Weaving is a centuries old endeavor. Originally Zapotec women were the first weavers, making cotton clothes and blankets to offer as tribute to the Aztecs, and then later to the Spanish colonizers. The Dominican Bishop Lopez de Zarate is said to have introduced the fixed-frame pedal loom, the spinning wheel, churro sheep, carding paddles scissors and steel needles. This enabled Zapotec weavers to create a new product — the wool sarape (blanket). He also taught weaving to men who had the strength to work with the heavier material and larger looms.
In the beginning of the Spanish conquest, weavers produced blankets, srapes and ponchos for their own use and for trade with other indigenous groups or the Spanish. As the market shifted to tourism, the function of these wool blankets and their style also changes.
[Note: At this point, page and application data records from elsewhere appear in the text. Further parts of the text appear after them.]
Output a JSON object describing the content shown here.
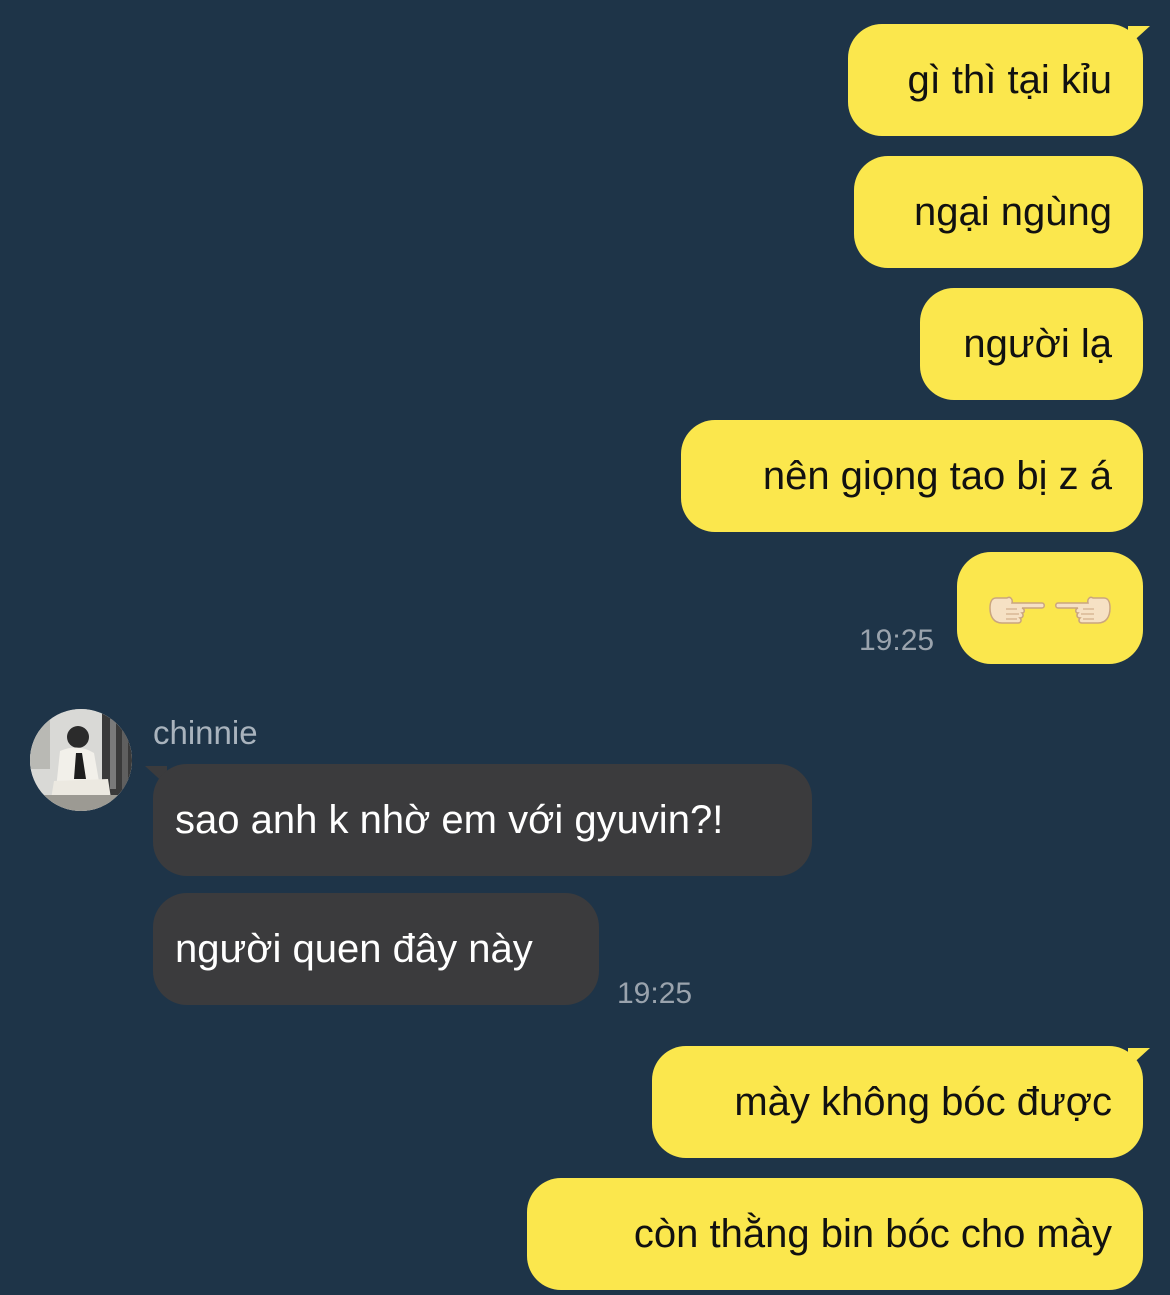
{
  "chat": {
    "messages": [
      {
        "side": "out",
        "text": "gì thì tại kỉu"
      },
      {
        "side": "out",
        "text": "ngại ngùng"
      },
      {
        "side": "out",
        "text": "người lạ"
      },
      {
        "side": "out",
        "text": "nên giọng tao bị z á"
      },
      {
        "side": "out",
        "emoji": [
          "pointing-right-hand",
          "pointing-left-hand"
        ],
        "time": "19:25"
      },
      {
        "side": "in",
        "sender": "chinnie",
        "text": "sao anh k nhờ em với gyuvin?!"
      },
      {
        "side": "in",
        "text": "người quen đây này",
        "time": "19:25"
      },
      {
        "side": "out",
        "text": "mày không bóc được"
      },
      {
        "side": "out",
        "text": "còn thằng bin bóc cho mày"
      }
    ]
  },
  "colors": {
    "background": "#1e3448",
    "outgoing_bubble": "#fbe74d",
    "incoming_bubble": "#3b3b3d",
    "timestamp": "#9aa3ad"
  }
}
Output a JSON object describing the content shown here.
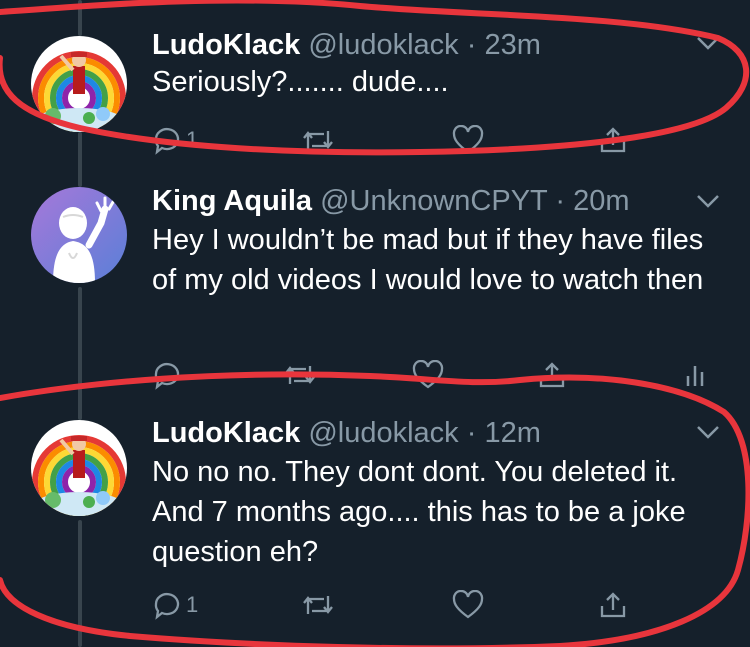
{
  "colors": {
    "background": "#15202b",
    "text": "#ffffff",
    "secondary": "#8899a6",
    "thread_line": "#38444d",
    "annotation": "#e8353c"
  },
  "tweets": [
    {
      "display_name": "LudoKlack",
      "handle": "@ludoklack",
      "separator": "·",
      "time": "23m",
      "text": "Seriously?....... dude....",
      "reply_count": "1",
      "avatar_icon": "rainbow-avatar"
    },
    {
      "display_name": "King Aquila",
      "handle": "@UnknownCPYT",
      "separator": "·",
      "time": "20m",
      "text": "Hey I wouldn’t be mad but if they have files of my old videos I would love to watch then",
      "reply_count": "",
      "avatar_icon": "waving-character-avatar"
    },
    {
      "display_name": "LudoKlack",
      "handle": "@ludoklack",
      "separator": "·",
      "time": "12m",
      "text": "No no no. They dont dont. You deleted it. And 7 months ago.... this has to be a joke question eh?",
      "reply_count": "1",
      "avatar_icon": "rainbow-avatar"
    }
  ],
  "icons": {
    "reply": "reply-icon",
    "retweet": "retweet-icon",
    "like": "heart-icon",
    "share": "share-icon",
    "analytics": "analytics-icon",
    "more": "chevron-down-icon"
  }
}
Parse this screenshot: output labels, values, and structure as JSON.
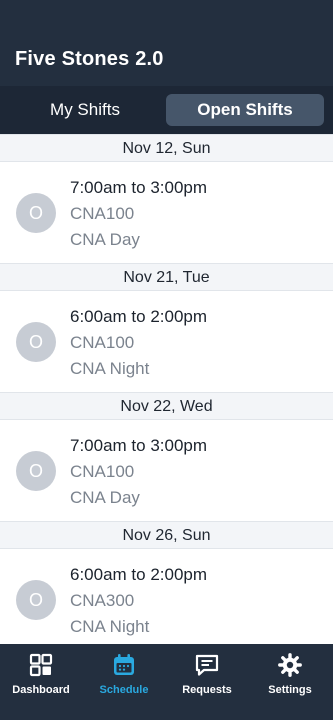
{
  "header": {
    "title": "Five Stones 2.0"
  },
  "tabs": [
    {
      "label": "My Shifts",
      "active": false
    },
    {
      "label": "Open Shifts",
      "active": true
    }
  ],
  "groups": [
    {
      "date": "Nov 12, Sun",
      "shift": {
        "avatar": "O",
        "time": "7:00am to 3:00pm",
        "code": "CNA100",
        "type": "CNA Day"
      }
    },
    {
      "date": "Nov 21, Tue",
      "shift": {
        "avatar": "O",
        "time": "6:00am to 2:00pm",
        "code": "CNA100",
        "type": "CNA Night"
      }
    },
    {
      "date": "Nov 22, Wed",
      "shift": {
        "avatar": "O",
        "time": "7:00am to 3:00pm",
        "code": "CNA100",
        "type": "CNA Day"
      }
    },
    {
      "date": "Nov 26, Sun",
      "shift": {
        "avatar": "O",
        "time": "6:00am to 2:00pm",
        "code": "CNA300",
        "type": "CNA Night"
      }
    }
  ],
  "nav": [
    {
      "label": "Dashboard",
      "icon": "dashboard-icon",
      "active": false
    },
    {
      "label": "Schedule",
      "icon": "calendar-icon",
      "active": true
    },
    {
      "label": "Requests",
      "icon": "chat-icon",
      "active": false
    },
    {
      "label": "Settings",
      "icon": "gear-icon",
      "active": false
    }
  ],
  "colors": {
    "header_bg": "#232f3f",
    "tab_active_bg": "#46566a",
    "accent": "#2aa9e0",
    "avatar_bg": "#c7ccd4"
  }
}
Textiles now served as art and home decor rather than clothing.
During the 1970′s, demand for handwoven Zapotec weavings increased and U.S. importers asked Teotitlan weavers to increase their production for export, primarily to the U.S. southwest (New Mexico, Arizona, California, Texas). Synthetic (aniline) dyes were already common (introduced in the early 1900′s), making this an easy request because the dyeing process is so much simpler.
By then, local wool production couldn’t sustain demand and many weavers went to the Mixtec region of Oaxaca, where higher elevations made sheep growing more productive, to buy handspun rug wool. In 1983, a factory opened in Teotitlan del Valle to mechanically spin raw wool into yarn. At the same time, factory representatives from other Mexican states arrived to sell cheaper machine spun wool yarned mixed with acrylic (sill a common practice).
The handspun wool became an expensive and inconvenient material to work with. However, weavers to wanted to retain higher quality continued the tradition of using only hand spun yarn, still employed today by the best artisans of Teotitlan del Valle.
During the 1990′s, weavers began to combine imported New Zealand and Peruvian mohair with churro wool. This combination produces a soft hand and a very strong fabric. Looms have also been modified to create larger, higher quality and more unique pieces.